__Goal of the exercise__
Excluding any images, copy all of the lines below precisely as written.

──────── Input records ────────

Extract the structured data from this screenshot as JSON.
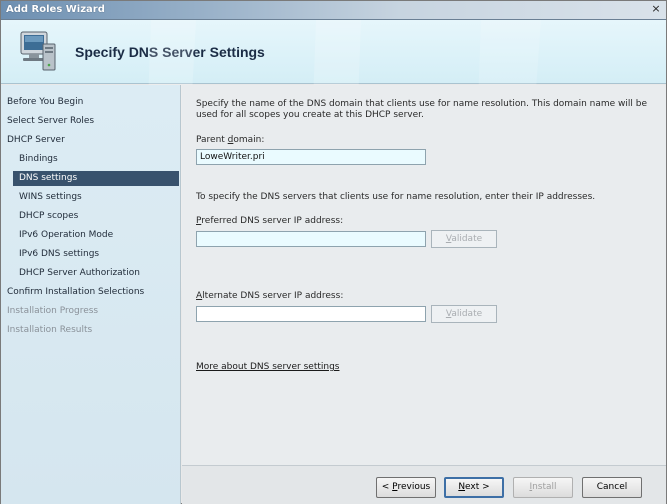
{
  "window": {
    "title": "Add Roles Wizard",
    "close_glyph": "×"
  },
  "header": {
    "title": "Specify DNS Server Settings",
    "icon": "server-computer-icon"
  },
  "sidebar": {
    "items": [
      {
        "label": "Before You Begin"
      },
      {
        "label": "Select Server Roles"
      },
      {
        "label": "DHCP Server"
      },
      {
        "label": "Bindings"
      },
      {
        "label": "DNS settings"
      },
      {
        "label": "WINS settings"
      },
      {
        "label": "DHCP scopes"
      },
      {
        "label": "IPv6 Operation Mode"
      },
      {
        "label": "IPv6 DNS settings"
      },
      {
        "label": "DHCP Server Authorization"
      },
      {
        "label": "Confirm Installation Selections"
      },
      {
        "label": "Installation Progress"
      },
      {
        "label": "Installation Results"
      }
    ]
  },
  "main": {
    "description": "Specify the name of the DNS domain that clients use for name resolution.  This domain name will be used for all scopes you create at this DHCP server.",
    "parent_domain_label_pre": "Parent ",
    "parent_domain_label_key": "d",
    "parent_domain_label_post": "omain:",
    "parent_domain_value": "LoweWriter.pri",
    "servers_instruction": "To specify the DNS servers that clients use for name resolution, enter their IP addresses.",
    "preferred_label_key": "P",
    "preferred_label_post": "referred DNS server IP address:",
    "preferred_value": "",
    "alternate_label_pre": "",
    "alternate_label_key": "A",
    "alternate_label_post": "lternate DNS server IP address:",
    "alternate_value": "",
    "validate_key": "V",
    "validate_post": "alidate",
    "more_link": "More about DNS server settings"
  },
  "footer": {
    "previous_pre": "< ",
    "previous_key": "P",
    "previous_post": "revious",
    "next_key": "N",
    "next_post": "ext >",
    "install_key": "I",
    "install_post": "nstall",
    "cancel": "Cancel"
  },
  "colors": {
    "active_nav_bg": "#38526d",
    "header_bg": "#d4eef6",
    "sidebar_bg": "#dcecf4"
  }
}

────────

__Result of the exercise__
Extract the structured data from this screenshot as JSON.
{
  "window": {
    "title": "Add Roles Wizard",
    "close_glyph": "×"
  },
  "header": {
    "title": "Specify DNS Server Settings",
    "icon": "server-computer-icon"
  },
  "sidebar": {
    "items": [
      {
        "label": "Before You Begin"
      },
      {
        "label": "Select Server Roles"
      },
      {
        "label": "DHCP Server"
      },
      {
        "label": "Bindings"
      },
      {
        "label": "DNS settings"
      },
      {
        "label": "WINS settings"
      },
      {
        "label": "DHCP scopes"
      },
      {
        "label": "IPv6 Operation Mode"
      },
      {
        "label": "IPv6 DNS settings"
      },
      {
        "label": "DHCP Server Authorization"
      },
      {
        "label": "Confirm Installation Selections"
      },
      {
        "label": "Installation Progress"
      },
      {
        "label": "Installation Results"
      }
    ]
  },
  "main": {
    "description": "Specify the name of the DNS domain that clients use for name resolution.  This domain name will be used for all scopes you create at this DHCP server.",
    "parent_domain_label_pre": "Parent ",
    "parent_domain_label_key": "d",
    "parent_domain_label_post": "omain:",
    "parent_domain_value": "LoweWriter.pri",
    "servers_instruction": "To specify the DNS servers that clients use for name resolution, enter their IP addresses.",
    "preferred_label_key": "P",
    "preferred_label_post": "referred DNS server IP address:",
    "preferred_value": "",
    "alternate_label_pre": "",
    "alternate_label_key": "A",
    "alternate_label_post": "lternate DNS server IP address:",
    "alternate_value": "",
    "validate_key": "V",
    "validate_post": "alidate",
    "more_link": "More about DNS server settings"
  },
  "footer": {
    "previous_pre": "< ",
    "previous_key": "P",
    "previous_post": "revious",
    "next_key": "N",
    "next_post": "ext >",
    "install_key": "I",
    "install_post": "nstall",
    "cancel": "Cancel"
  },
  "colors": {
    "active_nav_bg": "#38526d",
    "header_bg": "#d4eef6",
    "sidebar_bg": "#dcecf4"
  }
}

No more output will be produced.